In 2012, Hillary Clinton and other officials blamed a well-coordinated terrorist attack on our embassy in Benghazi on a YouTube video.
When the evil blade of ISIS decapitated Steven Sotloff in 2014, President Obama was on the golf course just minutes after telling Americans that “we will be relentless and we will be vigilant to see that justice is done.”
Americans are now being told by terror deniers that climate change and “openness” to Syrian refugees will stop the ISIS death march. How delusional.
The reality is that we must suspend the refugee resettlement program because it is endangering the American people.
Intelligence officials told the chairman of the House Homeland Security Committee last December that Syrian terrorists were looking to exploit the program.
Two ISIS terrorists involved with the attacks in Paris and Brussels infiltrated Europe by posing as Syrian refugees when they entered Greece.
Terrorists have said they would slaughter innocent people -- and they have.
Terrorists have said that they would take advantage of refugee programs and they have.
When will the terror deniers start listening?
This is why I filed a bill last December to suspend the admission of refugees to the United States. My legislation provides that no funding shall be made available for refugee resettlement operations until the following four conditions are met:
1. Congress passes a joint resolution approving the President’s refugee resettlement plan.
2. The Congressional Budget Office (CBO) provides a report to Congress scoring the long term cost of any refugee resettlement proposa.
3. The Department of Homeland Security (DHS) submits a report identifying terrorist and criminal activity of refugees admitted into the U.S. since 2001.
4. President Obama submits a report to Congress of the prior year’s cost of admitting refugees and proposes offsetting spending cuts to pay for his resettlement agenda.

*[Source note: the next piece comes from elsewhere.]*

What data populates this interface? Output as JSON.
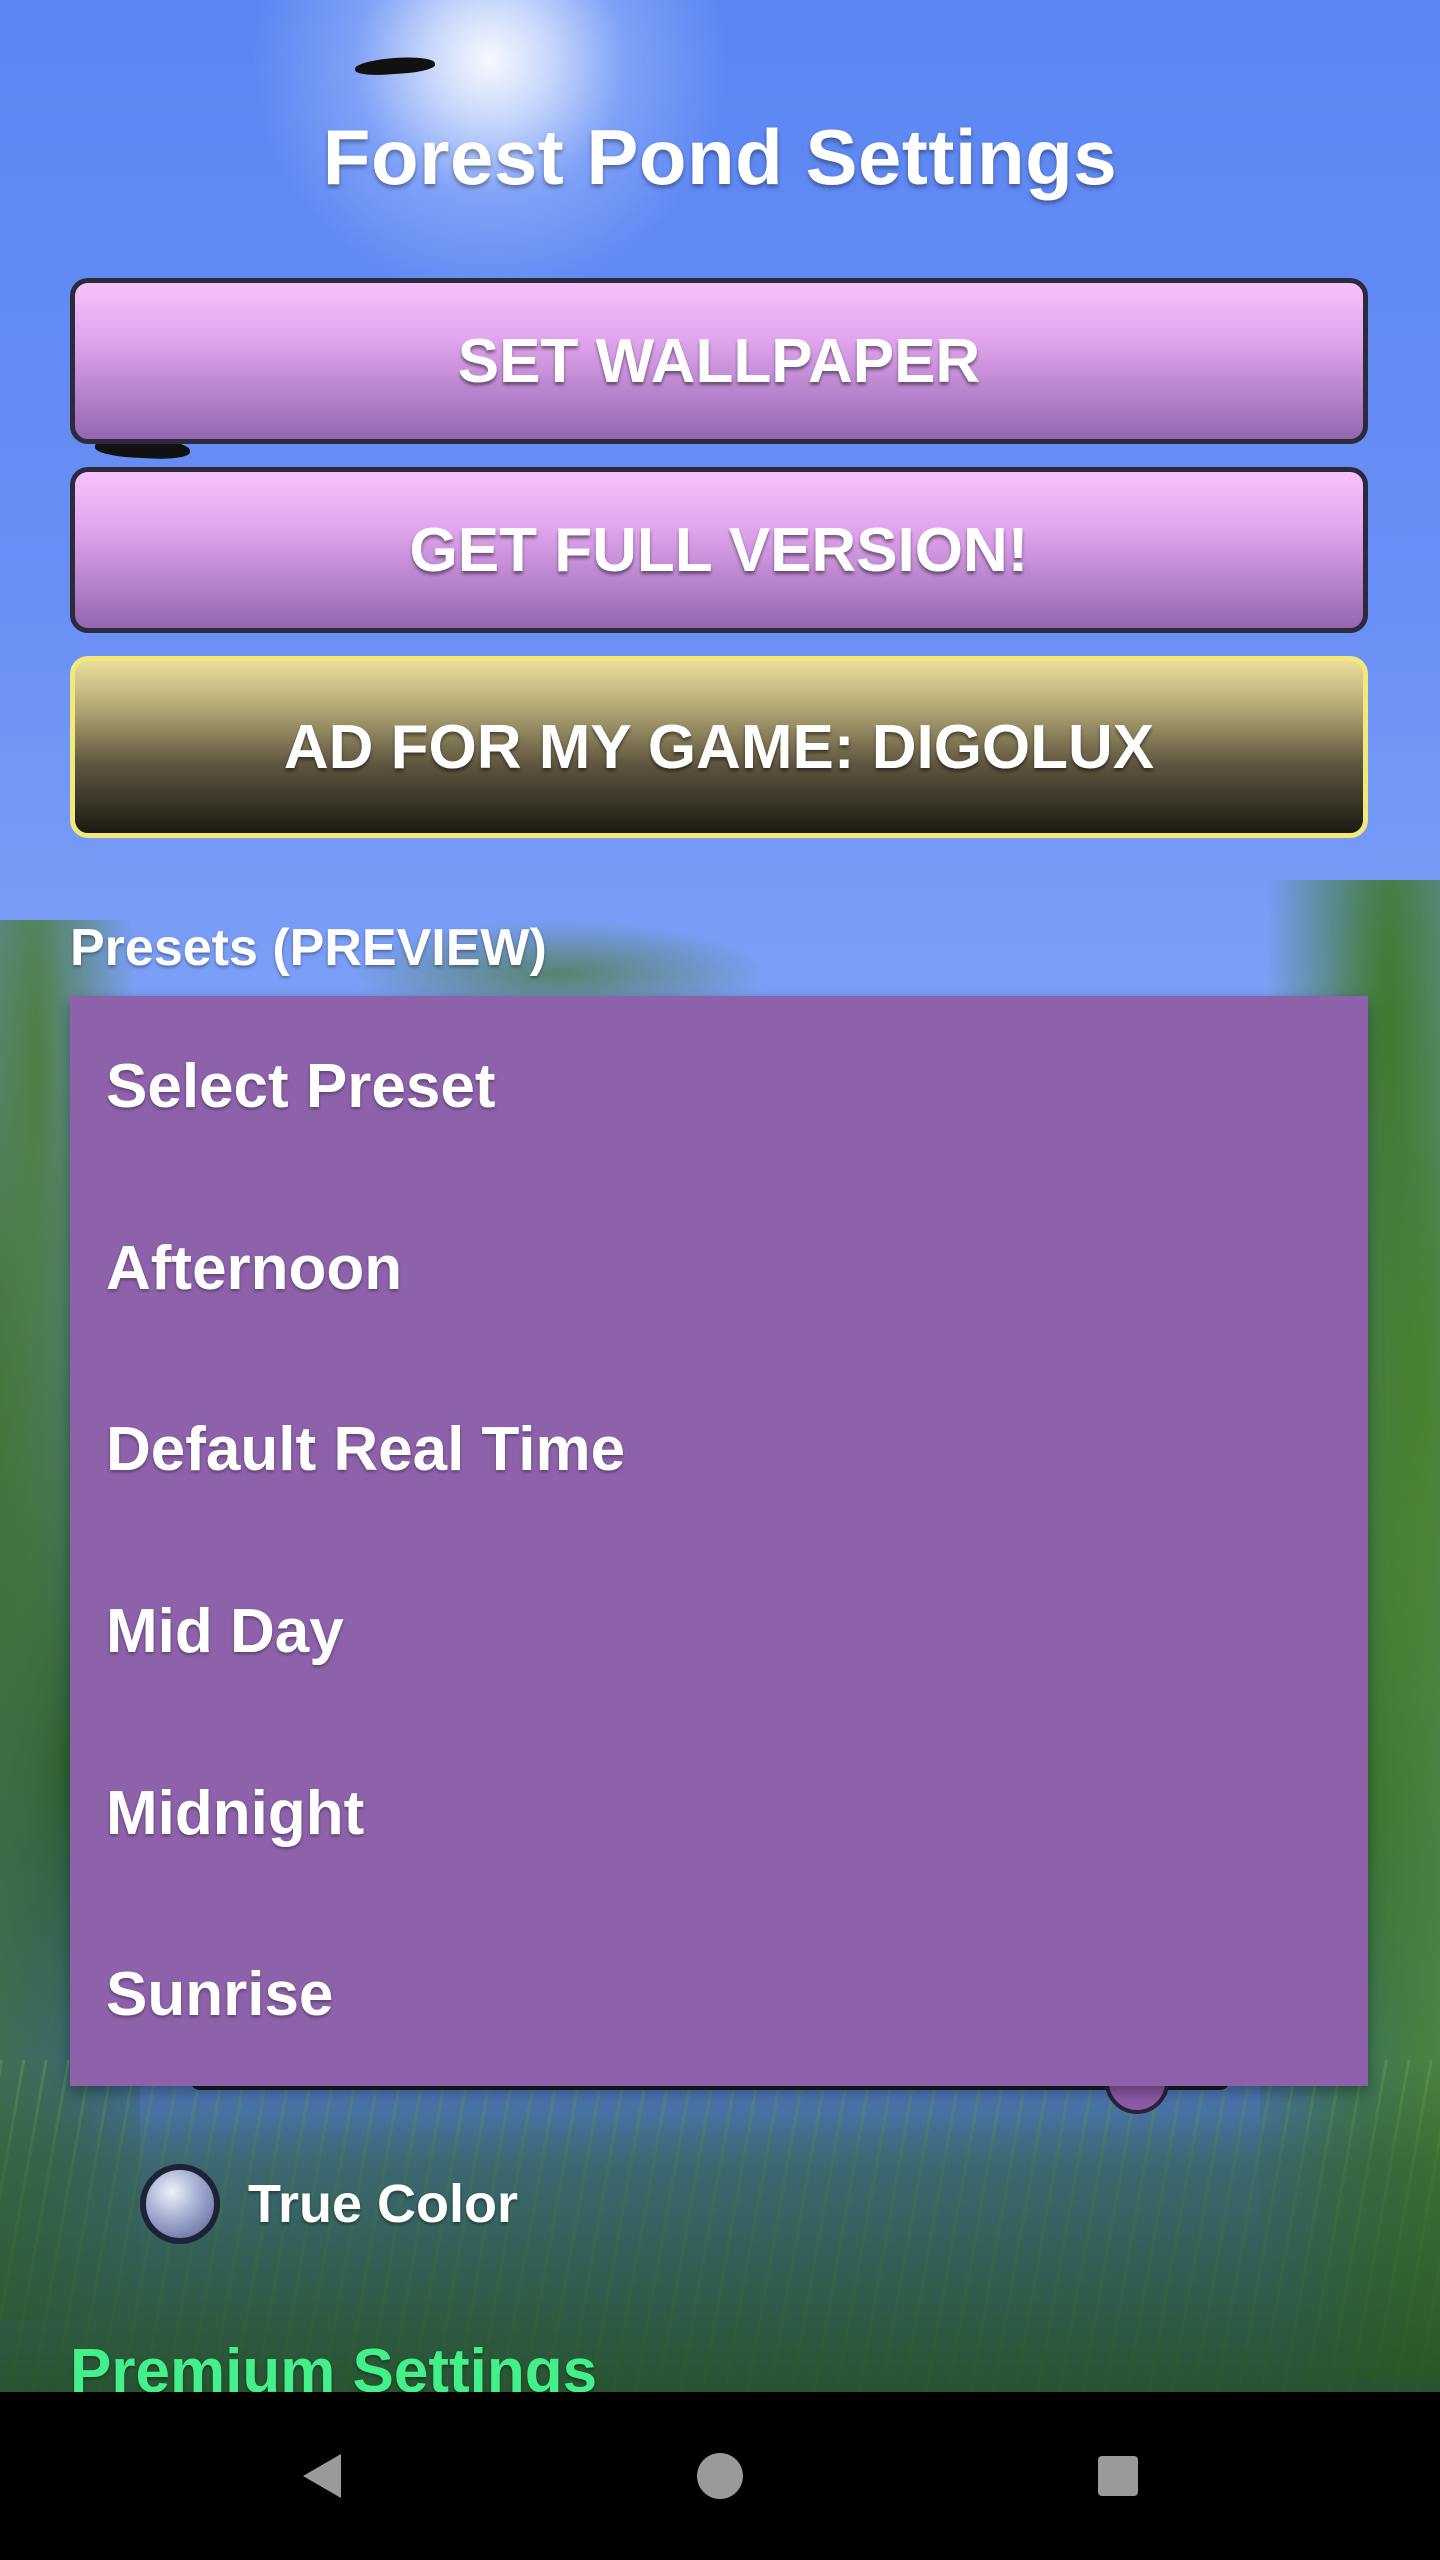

These are common-sense measures that should be passed immediately.
The president has not listened to his own Department of Homeland Security secretary who said last fall that the federal government won’t “know a whole lot” about the refugees being brought to American soil.

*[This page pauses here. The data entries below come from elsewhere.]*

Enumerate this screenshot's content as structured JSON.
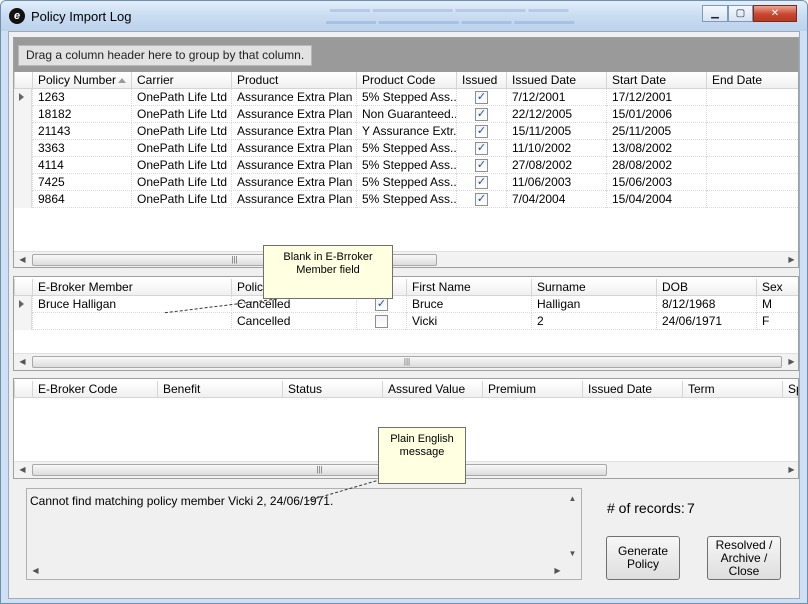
{
  "window": {
    "title": "Policy Import Log"
  },
  "group_hint": "Drag a column header here to group by that column.",
  "policies": {
    "columns": [
      "Policy Number",
      "Carrier",
      "Product",
      "Product Code",
      "Issued",
      "Issued Date",
      "Start Date",
      "End Date"
    ],
    "rows": [
      {
        "policy_number": "1263",
        "carrier": "OnePath Life Ltd",
        "product": "Assurance Extra Plan",
        "product_code": "5% Stepped Ass...",
        "issued": true,
        "issued_date": "7/12/2001",
        "start_date": "17/12/2001",
        "end_date": ""
      },
      {
        "policy_number": "18182",
        "carrier": "OnePath Life Ltd",
        "product": "Assurance Extra Plan ...",
        "product_code": "Non Guaranteed...",
        "issued": true,
        "issued_date": "22/12/2005",
        "start_date": "15/01/2006",
        "end_date": ""
      },
      {
        "policy_number": "21143",
        "carrier": "OnePath Life Ltd",
        "product": "Assurance Extra Plan",
        "product_code": "Y Assurance Extr...",
        "issued": true,
        "issued_date": "15/11/2005",
        "start_date": "25/11/2005",
        "end_date": ""
      },
      {
        "policy_number": "3363",
        "carrier": "OnePath Life Ltd",
        "product": "Assurance Extra Plan",
        "product_code": "5% Stepped Ass...",
        "issued": true,
        "issued_date": "11/10/2002",
        "start_date": "13/08/2002",
        "end_date": ""
      },
      {
        "policy_number": "4114",
        "carrier": "OnePath Life Ltd",
        "product": "Assurance Extra Plan",
        "product_code": "5% Stepped Ass...",
        "issued": true,
        "issued_date": "27/08/2002",
        "start_date": "28/08/2002",
        "end_date": ""
      },
      {
        "policy_number": "7425",
        "carrier": "OnePath Life Ltd",
        "product": "Assurance Extra Plan",
        "product_code": "5% Stepped Ass...",
        "issued": true,
        "issued_date": "11/06/2003",
        "start_date": "15/06/2003",
        "end_date": ""
      },
      {
        "policy_number": "9864",
        "carrier": "OnePath Life Ltd",
        "product": "Assurance Extra Plan",
        "product_code": "5% Stepped Ass...",
        "issued": true,
        "issued_date": "7/04/2004",
        "start_date": "15/04/2004",
        "end_date": ""
      }
    ]
  },
  "members": {
    "columns": [
      "E-Broker Member",
      "Policy",
      "y",
      "First Name",
      "Surname",
      "DOB",
      "Sex"
    ],
    "rows": [
      {
        "member": "Bruce Halligan",
        "policy": "Cancelled",
        "checked": true,
        "first_name": "Bruce",
        "surname": "Halligan",
        "dob": "8/12/1968",
        "sex": "M"
      },
      {
        "member": "",
        "policy": "Cancelled",
        "checked": false,
        "first_name": "Vicki",
        "surname": "2",
        "dob": "24/06/1971",
        "sex": "F"
      }
    ]
  },
  "benefits": {
    "columns": [
      "E-Broker Code",
      "Benefit",
      "Status",
      "Assured Value",
      "Premium",
      "Issued Date",
      "Term",
      "Sp"
    ]
  },
  "callouts": {
    "blank_member": "Blank in E-Brroker Member field",
    "plain_english": "Plain English message"
  },
  "message": "Cannot find matching policy member Vicki 2, 24/06/1971.",
  "records": {
    "label": "# of records:",
    "value": "7"
  },
  "buttons": {
    "generate": "Generate Policy",
    "resolved": "Resolved / Archive / Close"
  }
}
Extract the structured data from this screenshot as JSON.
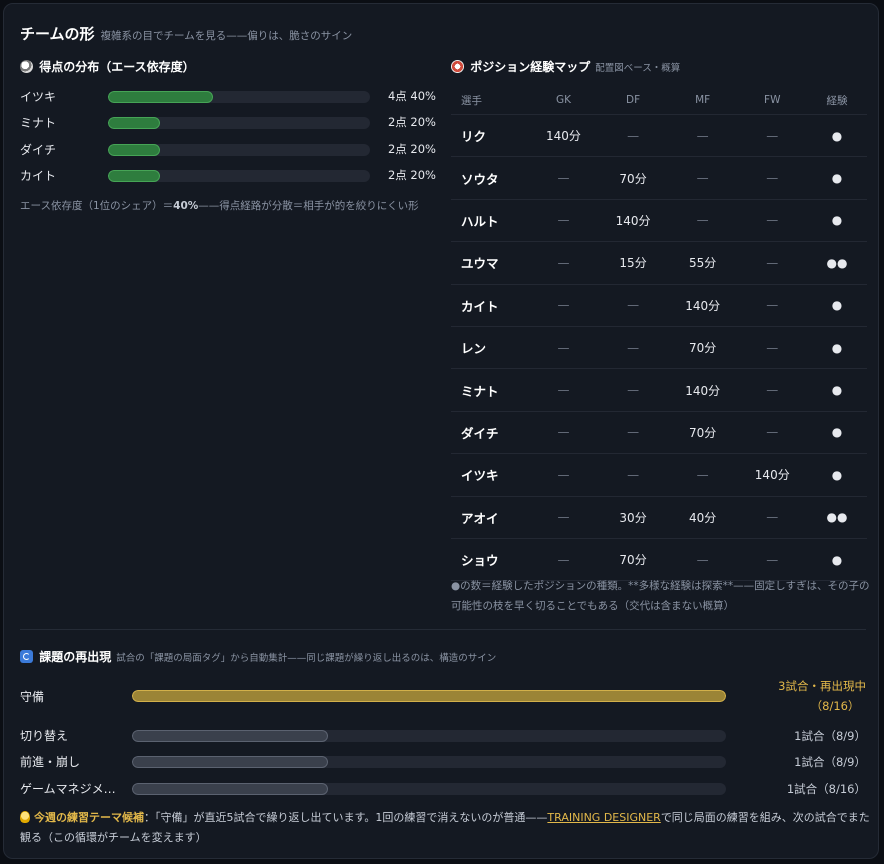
{
  "header": {
    "title": "チームの形",
    "subtitle": "複雑系の目でチームを見る——偏りは、脆さのサイン"
  },
  "score_distribution": {
    "title": "得点の分布（エース依存度）",
    "rows": [
      {
        "name": "イツキ",
        "value": "4点 40%",
        "share": 0.4
      },
      {
        "name": "ミナト",
        "value": "2点 20%",
        "share": 0.2
      },
      {
        "name": "ダイチ",
        "value": "2点 20%",
        "share": 0.2
      },
      {
        "name": "カイト",
        "value": "2点 20%",
        "share": 0.2
      }
    ],
    "note_prefix": "エース依存度（1位のシェア）＝",
    "note_value": "40%",
    "note_suffix": "——得点経路が分散＝相手が的を絞りにくい形"
  },
  "position_map": {
    "title": "ポジション経験マップ",
    "subtitle": "配置図ベース・概算",
    "columns": [
      "選手",
      "GK",
      "DF",
      "MF",
      "FW",
      "経験"
    ],
    "rows": [
      {
        "player": "リク",
        "gk": "140分",
        "df": "—",
        "mf": "—",
        "fw": "—",
        "exp": "●"
      },
      {
        "player": "ソウタ",
        "gk": "—",
        "df": "70分",
        "mf": "—",
        "fw": "—",
        "exp": "●"
      },
      {
        "player": "ハルト",
        "gk": "—",
        "df": "140分",
        "mf": "—",
        "fw": "—",
        "exp": "●"
      },
      {
        "player": "ユウマ",
        "gk": "—",
        "df": "15分",
        "mf": "55分",
        "fw": "—",
        "exp": "●●"
      },
      {
        "player": "カイト",
        "gk": "—",
        "df": "—",
        "mf": "140分",
        "fw": "—",
        "exp": "●"
      },
      {
        "player": "レン",
        "gk": "—",
        "df": "—",
        "mf": "70分",
        "fw": "—",
        "exp": "●"
      },
      {
        "player": "ミナト",
        "gk": "—",
        "df": "—",
        "mf": "140分",
        "fw": "—",
        "exp": "●"
      },
      {
        "player": "ダイチ",
        "gk": "—",
        "df": "—",
        "mf": "70分",
        "fw": "—",
        "exp": "●"
      },
      {
        "player": "イツキ",
        "gk": "—",
        "df": "—",
        "mf": "—",
        "fw": "140分",
        "exp": "●"
      },
      {
        "player": "アオイ",
        "gk": "—",
        "df": "30分",
        "mf": "40分",
        "fw": "—",
        "exp": "●●"
      },
      {
        "player": "ショウ",
        "gk": "—",
        "df": "70分",
        "mf": "—",
        "fw": "—",
        "exp": "●"
      }
    ],
    "note": "●の数＝経験したポジションの種類。**多様な経験は探索**——固定しすぎは、その子の可能性の枝を早く切ることでもある（交代は含まない概算）"
  },
  "recurring_issues": {
    "title": "課題の再出現",
    "subtitle": "試合の「課題の局面タグ」から自動集計——同じ課題が繰り返し出るのは、構造のサイン",
    "rows": [
      {
        "name": "守備",
        "value_line1": "3試合・再出現中",
        "value_line2": "（8/16）",
        "level": 1.0,
        "active": true
      },
      {
        "name": "切り替え",
        "value_line1": "1試合（8/9）",
        "value_line2": "",
        "level": 0.33,
        "active": false
      },
      {
        "name": "前進・崩し",
        "value_line1": "1試合（8/9）",
        "value_line2": "",
        "level": 0.33,
        "active": false
      },
      {
        "name": "ゲームマネジメ…",
        "value_line1": "1試合（8/16）",
        "value_line2": "",
        "level": 0.33,
        "active": false
      }
    ]
  },
  "tip": {
    "label": "今週の練習テーマ候補",
    "text_before": "：「守備」が直近5試合で繰り返し出ています。1回の練習で消えないのが普通——",
    "link": "TRAINING DESIGNER",
    "text_after": "で同じ局面の練習を組み、次の試合でまた観る（この循環がチームを変えます）"
  },
  "colors": {
    "accent_green": "#2e7d3e",
    "accent_gold": "#e2b84a",
    "background": "#141922"
  }
}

He also hasn’t listened to NATO commander Philip Breedlove who told Congress that ISIS “is spreading like cancer” among the refugees.
He has, however taken the time to consult with tech leaders like Facebook's Mark Zuckerberg, another liberal terror denier. It seems like a commendable effort on face value, but maybe it’s time for a new strategy. After all, Zuckerberg, who was directly targeted in an ISIS propaganda video, suggested just this week that we can fight terror with “love.”

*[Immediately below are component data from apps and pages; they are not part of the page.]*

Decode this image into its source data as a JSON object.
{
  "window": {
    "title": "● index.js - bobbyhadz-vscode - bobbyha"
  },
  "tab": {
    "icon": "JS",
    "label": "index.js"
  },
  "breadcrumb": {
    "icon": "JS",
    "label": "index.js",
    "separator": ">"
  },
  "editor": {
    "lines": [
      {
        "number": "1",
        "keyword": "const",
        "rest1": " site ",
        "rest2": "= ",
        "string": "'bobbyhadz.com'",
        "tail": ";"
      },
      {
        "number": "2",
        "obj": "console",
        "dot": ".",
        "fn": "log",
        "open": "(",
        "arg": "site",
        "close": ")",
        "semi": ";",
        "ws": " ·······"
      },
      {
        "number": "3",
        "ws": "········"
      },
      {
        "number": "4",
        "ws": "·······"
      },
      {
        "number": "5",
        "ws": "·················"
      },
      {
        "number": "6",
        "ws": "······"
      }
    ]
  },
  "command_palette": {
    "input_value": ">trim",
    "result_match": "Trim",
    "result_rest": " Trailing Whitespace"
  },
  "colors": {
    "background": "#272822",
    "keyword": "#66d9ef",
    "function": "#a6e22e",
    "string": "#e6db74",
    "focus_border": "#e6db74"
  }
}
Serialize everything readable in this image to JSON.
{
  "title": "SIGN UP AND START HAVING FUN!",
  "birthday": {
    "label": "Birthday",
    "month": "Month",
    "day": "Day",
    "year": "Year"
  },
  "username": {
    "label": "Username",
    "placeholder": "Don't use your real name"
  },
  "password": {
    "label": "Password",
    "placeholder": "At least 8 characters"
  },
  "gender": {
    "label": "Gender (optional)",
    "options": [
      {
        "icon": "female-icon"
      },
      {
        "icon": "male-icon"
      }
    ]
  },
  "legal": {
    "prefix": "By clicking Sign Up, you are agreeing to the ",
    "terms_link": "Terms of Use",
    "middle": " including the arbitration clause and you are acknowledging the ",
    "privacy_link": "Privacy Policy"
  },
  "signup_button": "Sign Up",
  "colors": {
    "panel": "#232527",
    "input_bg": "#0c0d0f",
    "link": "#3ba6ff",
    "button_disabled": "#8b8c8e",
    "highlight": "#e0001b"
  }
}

The American people are not delusional. The American people do not need to be lectured by terror deniers like President Obama, Mark Zuckerberg, and other Democrats about “openness,” “compassion,” and “love.”
The American people are sick and tired of being patronized and being told their fears are irrational.
This week we learned that radical Islamic extremists killed a staggering 28,000 people in 2014-15.
Americans are rightly concerned about the tentacles of radical Islam infiltrating our country.
Compassion is a two way street, Mr. President, and it is time the administration begin showing some for the concerns of the American people.
Terror deniers lectured Europeans about the virtues of bringing Syrian refugees to their continent.
Months later refugees lead ISIS death squads that slaughtered innocent men, women, and children in Paris and Brussels.
Now is not the time for denial.